Before you go out and purchase your first Shih Tzu, you should know that there are some hereditary health conditions that every owner should be aware of.
However, there is no need to be scared about Shih Tzu ownership; in this article, I just want you to be aware of these health conditions associated with this breed so that you know what to look for and can hurriedly take your companion to the vet.
As you already know, Shih Tzu’s have a unique head that is flat and broad. This type of head is known as Brachycephalic. Actually, this unique head shape is what attracts most people to the breed.
Unfortunately, this cute feature of its head and face is what makes it so susceptible to heatstroke as well as breathing issues.
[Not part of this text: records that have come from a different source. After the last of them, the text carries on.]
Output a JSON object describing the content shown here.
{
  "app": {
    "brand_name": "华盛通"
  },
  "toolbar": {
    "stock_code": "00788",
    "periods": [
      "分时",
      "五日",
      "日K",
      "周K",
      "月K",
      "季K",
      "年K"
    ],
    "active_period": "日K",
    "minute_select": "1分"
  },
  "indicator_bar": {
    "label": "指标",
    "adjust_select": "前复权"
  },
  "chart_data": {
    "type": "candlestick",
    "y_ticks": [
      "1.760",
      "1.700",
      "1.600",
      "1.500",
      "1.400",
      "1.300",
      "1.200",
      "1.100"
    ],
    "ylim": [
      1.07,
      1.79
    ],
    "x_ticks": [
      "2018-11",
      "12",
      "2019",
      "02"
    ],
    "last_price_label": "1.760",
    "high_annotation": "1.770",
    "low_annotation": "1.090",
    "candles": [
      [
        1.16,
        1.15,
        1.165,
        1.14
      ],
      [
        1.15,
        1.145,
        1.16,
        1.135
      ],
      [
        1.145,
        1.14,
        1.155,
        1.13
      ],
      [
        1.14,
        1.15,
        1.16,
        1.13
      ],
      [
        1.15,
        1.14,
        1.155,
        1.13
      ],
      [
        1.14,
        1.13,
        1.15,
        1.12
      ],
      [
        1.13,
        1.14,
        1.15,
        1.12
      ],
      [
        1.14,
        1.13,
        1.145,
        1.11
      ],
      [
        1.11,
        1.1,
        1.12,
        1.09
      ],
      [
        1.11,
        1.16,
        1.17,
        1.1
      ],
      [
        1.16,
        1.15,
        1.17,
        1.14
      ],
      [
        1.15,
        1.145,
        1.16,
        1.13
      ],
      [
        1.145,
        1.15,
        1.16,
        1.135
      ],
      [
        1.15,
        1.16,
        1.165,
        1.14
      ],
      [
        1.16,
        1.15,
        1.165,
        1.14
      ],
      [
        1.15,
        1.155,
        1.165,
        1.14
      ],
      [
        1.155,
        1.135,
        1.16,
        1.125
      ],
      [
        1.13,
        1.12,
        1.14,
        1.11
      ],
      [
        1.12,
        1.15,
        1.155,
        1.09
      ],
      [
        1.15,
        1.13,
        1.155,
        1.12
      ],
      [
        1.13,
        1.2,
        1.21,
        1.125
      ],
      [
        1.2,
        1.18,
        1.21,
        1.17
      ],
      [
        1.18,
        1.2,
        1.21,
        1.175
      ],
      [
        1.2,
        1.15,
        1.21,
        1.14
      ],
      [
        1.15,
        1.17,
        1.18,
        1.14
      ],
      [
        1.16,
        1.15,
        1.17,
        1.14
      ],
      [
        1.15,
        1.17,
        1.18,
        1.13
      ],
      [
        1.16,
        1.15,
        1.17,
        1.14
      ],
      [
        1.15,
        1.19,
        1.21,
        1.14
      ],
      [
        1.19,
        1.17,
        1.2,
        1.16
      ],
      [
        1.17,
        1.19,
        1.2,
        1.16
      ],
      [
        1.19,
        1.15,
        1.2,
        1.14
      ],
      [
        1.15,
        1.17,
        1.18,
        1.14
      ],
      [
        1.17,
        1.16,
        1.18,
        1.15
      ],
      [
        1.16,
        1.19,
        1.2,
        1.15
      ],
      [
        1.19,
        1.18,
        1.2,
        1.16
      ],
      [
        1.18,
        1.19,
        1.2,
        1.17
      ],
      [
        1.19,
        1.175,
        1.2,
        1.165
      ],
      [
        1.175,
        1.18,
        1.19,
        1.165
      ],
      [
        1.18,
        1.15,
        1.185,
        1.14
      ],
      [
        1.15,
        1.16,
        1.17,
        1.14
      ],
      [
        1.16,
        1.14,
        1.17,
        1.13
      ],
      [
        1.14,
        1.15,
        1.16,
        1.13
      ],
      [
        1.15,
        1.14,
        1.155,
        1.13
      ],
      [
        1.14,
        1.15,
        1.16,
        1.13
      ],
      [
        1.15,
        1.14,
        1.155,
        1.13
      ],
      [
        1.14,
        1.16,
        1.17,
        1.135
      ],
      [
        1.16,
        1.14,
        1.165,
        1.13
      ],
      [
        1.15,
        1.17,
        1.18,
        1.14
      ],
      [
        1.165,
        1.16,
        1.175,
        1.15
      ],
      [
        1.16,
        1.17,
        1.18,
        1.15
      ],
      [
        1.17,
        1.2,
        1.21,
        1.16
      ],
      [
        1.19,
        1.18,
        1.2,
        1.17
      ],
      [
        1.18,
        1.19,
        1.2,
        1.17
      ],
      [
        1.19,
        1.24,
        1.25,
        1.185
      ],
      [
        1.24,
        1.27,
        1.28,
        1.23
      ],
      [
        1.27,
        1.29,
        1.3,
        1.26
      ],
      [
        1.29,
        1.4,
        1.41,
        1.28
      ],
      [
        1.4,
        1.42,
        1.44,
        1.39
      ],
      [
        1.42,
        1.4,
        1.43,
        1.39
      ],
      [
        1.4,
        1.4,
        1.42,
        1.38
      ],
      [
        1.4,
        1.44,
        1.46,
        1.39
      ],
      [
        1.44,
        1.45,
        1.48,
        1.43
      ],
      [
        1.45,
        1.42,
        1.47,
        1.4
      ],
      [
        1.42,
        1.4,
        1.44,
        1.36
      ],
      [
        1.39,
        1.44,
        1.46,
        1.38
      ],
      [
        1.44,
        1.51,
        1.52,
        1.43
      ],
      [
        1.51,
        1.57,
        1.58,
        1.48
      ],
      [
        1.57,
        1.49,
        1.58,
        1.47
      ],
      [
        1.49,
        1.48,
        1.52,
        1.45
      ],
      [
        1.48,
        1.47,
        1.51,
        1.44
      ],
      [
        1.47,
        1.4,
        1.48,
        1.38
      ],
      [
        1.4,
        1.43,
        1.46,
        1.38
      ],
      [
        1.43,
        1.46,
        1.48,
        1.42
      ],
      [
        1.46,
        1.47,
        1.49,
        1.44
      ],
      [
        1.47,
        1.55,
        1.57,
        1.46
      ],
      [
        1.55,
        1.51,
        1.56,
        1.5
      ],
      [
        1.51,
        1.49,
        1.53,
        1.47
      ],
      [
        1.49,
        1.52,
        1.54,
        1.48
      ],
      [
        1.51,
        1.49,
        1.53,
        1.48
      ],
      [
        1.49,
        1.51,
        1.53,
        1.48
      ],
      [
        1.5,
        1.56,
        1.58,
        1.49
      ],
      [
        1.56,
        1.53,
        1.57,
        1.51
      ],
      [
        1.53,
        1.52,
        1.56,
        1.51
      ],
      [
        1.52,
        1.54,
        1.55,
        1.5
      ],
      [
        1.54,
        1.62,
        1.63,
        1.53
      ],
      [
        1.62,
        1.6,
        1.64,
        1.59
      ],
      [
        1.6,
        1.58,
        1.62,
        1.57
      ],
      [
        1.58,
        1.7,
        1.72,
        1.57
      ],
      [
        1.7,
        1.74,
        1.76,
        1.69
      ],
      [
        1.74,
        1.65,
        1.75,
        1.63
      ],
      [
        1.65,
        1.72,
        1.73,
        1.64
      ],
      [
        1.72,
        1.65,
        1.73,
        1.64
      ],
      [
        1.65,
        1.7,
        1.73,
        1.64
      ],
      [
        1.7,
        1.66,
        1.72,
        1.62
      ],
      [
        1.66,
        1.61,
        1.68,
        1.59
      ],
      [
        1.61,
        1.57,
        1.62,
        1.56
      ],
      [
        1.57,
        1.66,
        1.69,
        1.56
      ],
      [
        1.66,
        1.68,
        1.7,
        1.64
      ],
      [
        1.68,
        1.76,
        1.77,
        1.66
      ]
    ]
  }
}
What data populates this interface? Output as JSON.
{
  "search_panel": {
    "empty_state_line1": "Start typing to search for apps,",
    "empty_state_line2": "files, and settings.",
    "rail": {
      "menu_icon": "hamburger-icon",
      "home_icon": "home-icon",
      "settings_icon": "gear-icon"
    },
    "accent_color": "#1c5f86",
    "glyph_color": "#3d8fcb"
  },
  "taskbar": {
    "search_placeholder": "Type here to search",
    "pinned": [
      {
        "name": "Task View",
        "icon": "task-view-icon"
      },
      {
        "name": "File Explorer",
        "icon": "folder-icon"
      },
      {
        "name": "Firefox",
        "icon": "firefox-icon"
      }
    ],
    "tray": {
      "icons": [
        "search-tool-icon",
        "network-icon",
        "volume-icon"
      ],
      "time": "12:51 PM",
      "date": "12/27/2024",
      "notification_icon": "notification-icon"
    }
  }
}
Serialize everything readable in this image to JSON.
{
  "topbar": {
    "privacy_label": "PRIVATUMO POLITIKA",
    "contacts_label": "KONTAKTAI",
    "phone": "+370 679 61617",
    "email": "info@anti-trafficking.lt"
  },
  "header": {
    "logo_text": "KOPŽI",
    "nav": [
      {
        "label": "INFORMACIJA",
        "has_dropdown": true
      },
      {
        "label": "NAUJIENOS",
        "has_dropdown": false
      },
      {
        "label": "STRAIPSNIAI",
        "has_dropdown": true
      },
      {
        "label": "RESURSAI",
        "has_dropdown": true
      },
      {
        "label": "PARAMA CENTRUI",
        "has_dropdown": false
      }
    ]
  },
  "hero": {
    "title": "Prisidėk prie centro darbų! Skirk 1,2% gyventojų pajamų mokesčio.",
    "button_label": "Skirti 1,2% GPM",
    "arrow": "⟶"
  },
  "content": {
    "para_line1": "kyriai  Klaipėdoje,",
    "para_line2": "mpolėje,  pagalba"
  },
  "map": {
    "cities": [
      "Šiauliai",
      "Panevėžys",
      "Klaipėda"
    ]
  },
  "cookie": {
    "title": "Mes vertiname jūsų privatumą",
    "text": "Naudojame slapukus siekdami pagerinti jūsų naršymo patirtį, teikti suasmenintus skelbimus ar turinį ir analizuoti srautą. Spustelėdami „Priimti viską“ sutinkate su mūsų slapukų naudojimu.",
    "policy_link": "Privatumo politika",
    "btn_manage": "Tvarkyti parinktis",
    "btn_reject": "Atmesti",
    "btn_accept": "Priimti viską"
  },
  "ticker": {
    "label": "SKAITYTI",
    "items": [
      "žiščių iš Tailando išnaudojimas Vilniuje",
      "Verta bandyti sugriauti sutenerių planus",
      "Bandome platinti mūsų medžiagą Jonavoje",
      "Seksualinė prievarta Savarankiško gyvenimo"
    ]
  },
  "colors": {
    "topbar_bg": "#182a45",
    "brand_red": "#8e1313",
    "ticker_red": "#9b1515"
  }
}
Remember, it is extremely important to take your new Shih Tzu to the vet if you suspect she is having any type of breathing or overheating issues.
A lot of dog owners rely too much on the internet when their dogs look ill. Do not waste time on the internet, if your dog looks distressed, please take her to the vet immediately.
Overheating and Heatstroke
As I mentioned earlier, because of the Shih Tzu’s brachycephalic skull — breathing can be difficult especially in hot climates. This is a result of the breed’s short nasal passageway.
Their skull shape limits the amount of air that the dog gets. It varies from dog to dog; therefore, it is important for you to observe your dog’s breathing when on long walks on hot days.
Shih Tzu’s are not outside dogs. Therefore, if you plan on bringing one into your family, be advised that it should be kept inside the home.
Shih Tzu Health Problems: Stenotic Nares
If this is your first Shih Tzu, then you probably have not heard of stenotic nares. It is part of the brachycephalic syndrome of short-nosed dogs. Breeds such as Boxers, Bulldogs, King Charles Spaniels, Pugs, Boston Terriers, Shih Tzus, Lhasa Apso’s, etc. are all considered brachycephalic breeds.
Stenotic nares mean the nostrils are pinched or narrow. This makes it more difficult to breathe and causes snorting and snoring in these animals. It is an inherited trait; these animals are born with it. Veterinarians perform a simple surgery to help widen the nares, often at the same time as a spay or neuter.
Shih Tzu Health Problems: Soft Palate Issues
Shih Tzu’s are also susceptible to cleft palate and elongated soft palate. This happens when the dog is in the embryonic state where the tissue in the nose that separates the nasal passage from the throat and oral areas does not properly fuse together.
Thankfully, this condition is not considered to be a major health issue. However, in severe cases, surgery is an option to repair the deformity as well as take care of some respiratory issues. Hopefully, this article gives you an idea of what to expect when you first get that cuddly bundle of cuteness. Even with these health concerns, the Shih Tzu will still live a long healthy life. In fact, Shih Tzu’s have a life expectancy of 10 – 16 years.